Carter began his career as an Honors Program appointee to the U.S. Department of Justice and later served as a legal adviser to the U.S. Department of Homeland Security, in the national security law division. He wrote his thesis at NYU reformulating the right to have children under Jeremy Waldron. He recently served on the Steering Committee of the Population Ethics and Policy Research Project and was a Visiting Scholar at the Uehiro Center, both at the University of Oxford, while managing a strategic impact litigation program with annual resources in excess of five million dollars.
1. Please introduce yourself. What would you like your reader to know about you?
I work on intergenerational justice as the intersection of all other forms, from environmental to distributive.
2. What is your inspiration/motivation?
Most unjust power structures are based on a lie that is easy to spot, if you look hard. I'm motivated to help people see it.
3. How long did it take to complete your research from the idea to the book?
Sadly, 14 years!
4. What's the main message of "Justice as a Fair Start in Life"?
Justice depends on how we first create - or procreate - power relations. That simple insight necessitates universal #fairstart family reforms, the efficacy of which - in addressing the key crises we face today - surpass most other policy reforms currently being considered.
5. What was the most unexpected conclusion you came up with during your research?
The idea that a properly constructed right to have children would have to proceed and thereby preempt other rights was a surprise. But from Kelsen to Hart to Rawls to Raz, I could not find any reason to doubt that claim.
6. How would you describe your publishing experience with Eliva Press in a few words?
Wonderful, efficient, and flexible.
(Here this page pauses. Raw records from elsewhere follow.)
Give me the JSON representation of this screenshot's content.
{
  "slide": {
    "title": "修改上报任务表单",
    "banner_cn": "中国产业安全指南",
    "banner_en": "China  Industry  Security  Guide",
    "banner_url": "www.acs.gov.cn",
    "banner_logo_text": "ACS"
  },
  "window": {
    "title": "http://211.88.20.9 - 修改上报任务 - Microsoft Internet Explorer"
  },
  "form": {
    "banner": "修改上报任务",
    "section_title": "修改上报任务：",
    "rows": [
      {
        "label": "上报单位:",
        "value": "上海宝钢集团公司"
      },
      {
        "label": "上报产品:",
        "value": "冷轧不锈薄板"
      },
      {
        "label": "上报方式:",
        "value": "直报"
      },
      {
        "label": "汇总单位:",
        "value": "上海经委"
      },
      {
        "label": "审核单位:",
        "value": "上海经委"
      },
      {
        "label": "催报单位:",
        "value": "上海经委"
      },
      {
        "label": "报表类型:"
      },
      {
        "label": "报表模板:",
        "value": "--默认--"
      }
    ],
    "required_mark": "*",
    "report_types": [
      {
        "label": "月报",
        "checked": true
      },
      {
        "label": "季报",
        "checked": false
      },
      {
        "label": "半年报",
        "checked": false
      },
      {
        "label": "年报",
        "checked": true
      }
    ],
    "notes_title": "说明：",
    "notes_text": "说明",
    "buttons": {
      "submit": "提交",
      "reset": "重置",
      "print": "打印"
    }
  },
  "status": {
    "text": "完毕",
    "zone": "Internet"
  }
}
7. How would you describe Eliva Press peer review service?
Excellent - I adopted 90 percent of the suggestions, which were insightful.